Information provided:
=== Section Start ===
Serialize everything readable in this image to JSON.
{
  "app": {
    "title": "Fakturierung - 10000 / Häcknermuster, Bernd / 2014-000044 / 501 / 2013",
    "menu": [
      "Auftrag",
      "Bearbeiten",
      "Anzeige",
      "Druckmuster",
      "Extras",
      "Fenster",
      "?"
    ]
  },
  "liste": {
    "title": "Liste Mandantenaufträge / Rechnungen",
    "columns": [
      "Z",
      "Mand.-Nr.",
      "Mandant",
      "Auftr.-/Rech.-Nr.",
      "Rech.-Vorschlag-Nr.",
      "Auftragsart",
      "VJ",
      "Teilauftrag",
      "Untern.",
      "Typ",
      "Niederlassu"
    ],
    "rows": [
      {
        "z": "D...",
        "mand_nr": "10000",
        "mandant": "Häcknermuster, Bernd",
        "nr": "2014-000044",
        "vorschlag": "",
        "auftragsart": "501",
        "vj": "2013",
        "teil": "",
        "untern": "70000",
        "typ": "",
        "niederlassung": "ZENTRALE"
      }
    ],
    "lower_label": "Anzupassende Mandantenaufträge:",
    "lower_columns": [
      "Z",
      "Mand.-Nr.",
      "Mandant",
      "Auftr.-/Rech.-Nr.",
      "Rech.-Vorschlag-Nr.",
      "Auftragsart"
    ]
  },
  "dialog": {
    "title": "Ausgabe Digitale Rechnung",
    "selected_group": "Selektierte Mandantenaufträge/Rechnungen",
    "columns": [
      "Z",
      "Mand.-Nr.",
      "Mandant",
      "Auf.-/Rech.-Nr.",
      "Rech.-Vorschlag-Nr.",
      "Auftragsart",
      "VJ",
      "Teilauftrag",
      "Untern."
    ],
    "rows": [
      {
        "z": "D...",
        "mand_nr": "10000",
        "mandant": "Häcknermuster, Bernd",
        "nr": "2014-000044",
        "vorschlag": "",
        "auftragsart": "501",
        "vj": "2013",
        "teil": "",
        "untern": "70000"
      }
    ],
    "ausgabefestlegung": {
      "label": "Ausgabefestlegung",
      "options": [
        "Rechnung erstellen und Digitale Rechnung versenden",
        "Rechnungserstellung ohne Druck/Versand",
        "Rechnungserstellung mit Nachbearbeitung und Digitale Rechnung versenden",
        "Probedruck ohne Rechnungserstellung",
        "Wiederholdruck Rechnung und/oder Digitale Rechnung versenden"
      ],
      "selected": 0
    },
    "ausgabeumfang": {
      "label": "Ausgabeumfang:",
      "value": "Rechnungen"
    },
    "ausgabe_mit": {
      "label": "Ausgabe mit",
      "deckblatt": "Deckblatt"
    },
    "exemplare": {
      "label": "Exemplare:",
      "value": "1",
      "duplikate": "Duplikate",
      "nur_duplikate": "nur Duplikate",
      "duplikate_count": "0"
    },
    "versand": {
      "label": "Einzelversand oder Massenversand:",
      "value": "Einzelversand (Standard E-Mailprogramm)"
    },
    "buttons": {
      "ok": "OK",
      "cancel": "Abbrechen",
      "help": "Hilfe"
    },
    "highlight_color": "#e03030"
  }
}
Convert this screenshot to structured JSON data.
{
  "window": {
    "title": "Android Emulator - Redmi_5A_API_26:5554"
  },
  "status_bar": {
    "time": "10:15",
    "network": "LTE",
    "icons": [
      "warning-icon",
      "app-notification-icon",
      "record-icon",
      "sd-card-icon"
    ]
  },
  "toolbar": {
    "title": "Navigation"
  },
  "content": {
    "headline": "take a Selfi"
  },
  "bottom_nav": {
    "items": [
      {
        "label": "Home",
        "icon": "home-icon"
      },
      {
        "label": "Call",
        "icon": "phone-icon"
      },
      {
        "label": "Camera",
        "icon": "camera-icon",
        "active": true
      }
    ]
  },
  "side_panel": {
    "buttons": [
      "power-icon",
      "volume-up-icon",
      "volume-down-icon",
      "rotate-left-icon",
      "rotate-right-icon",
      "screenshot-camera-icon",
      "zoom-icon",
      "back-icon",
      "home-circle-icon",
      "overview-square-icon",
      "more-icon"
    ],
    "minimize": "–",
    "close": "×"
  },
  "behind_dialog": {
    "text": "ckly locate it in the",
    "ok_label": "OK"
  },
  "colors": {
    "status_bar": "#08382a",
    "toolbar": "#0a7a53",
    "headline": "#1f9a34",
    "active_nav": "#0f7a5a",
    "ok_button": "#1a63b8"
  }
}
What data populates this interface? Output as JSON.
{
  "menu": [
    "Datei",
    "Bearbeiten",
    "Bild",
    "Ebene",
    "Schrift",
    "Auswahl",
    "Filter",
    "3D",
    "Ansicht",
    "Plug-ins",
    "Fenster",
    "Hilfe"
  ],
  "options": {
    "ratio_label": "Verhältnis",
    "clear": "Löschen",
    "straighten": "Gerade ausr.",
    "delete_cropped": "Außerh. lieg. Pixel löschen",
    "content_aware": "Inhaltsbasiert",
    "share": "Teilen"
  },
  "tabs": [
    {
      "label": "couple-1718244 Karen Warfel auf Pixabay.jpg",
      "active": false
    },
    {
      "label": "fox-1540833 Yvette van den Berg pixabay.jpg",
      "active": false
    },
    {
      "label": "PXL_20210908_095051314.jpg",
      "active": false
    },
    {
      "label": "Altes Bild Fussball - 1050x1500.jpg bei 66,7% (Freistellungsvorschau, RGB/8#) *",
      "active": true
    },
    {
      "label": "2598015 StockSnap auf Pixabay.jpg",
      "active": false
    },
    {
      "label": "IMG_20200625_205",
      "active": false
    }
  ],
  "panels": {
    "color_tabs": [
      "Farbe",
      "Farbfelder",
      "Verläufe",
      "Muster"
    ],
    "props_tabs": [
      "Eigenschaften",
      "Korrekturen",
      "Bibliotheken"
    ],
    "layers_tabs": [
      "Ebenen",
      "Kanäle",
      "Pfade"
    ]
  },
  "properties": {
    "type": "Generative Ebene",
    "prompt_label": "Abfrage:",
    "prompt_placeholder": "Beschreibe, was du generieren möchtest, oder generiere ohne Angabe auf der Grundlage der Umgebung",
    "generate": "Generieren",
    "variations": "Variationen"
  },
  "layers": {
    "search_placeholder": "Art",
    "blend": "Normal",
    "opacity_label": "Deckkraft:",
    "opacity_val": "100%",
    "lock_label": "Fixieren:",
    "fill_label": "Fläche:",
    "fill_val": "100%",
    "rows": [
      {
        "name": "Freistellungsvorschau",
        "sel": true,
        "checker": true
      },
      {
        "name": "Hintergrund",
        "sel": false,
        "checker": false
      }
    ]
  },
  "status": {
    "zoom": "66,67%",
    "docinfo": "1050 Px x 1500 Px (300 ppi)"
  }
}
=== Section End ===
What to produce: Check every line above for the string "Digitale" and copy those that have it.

Response for this exercise:
    "title": "Ausgabe Digitale Rechnung",
        "Rechnung erstellen und Digitale Rechnung versenden",
        "Rechnungserstellung mit Nachbearbeitung und Digitale Rechnung versenden",
        "Wiederholdruck Rechnung und/oder Digitale Rechnung versenden"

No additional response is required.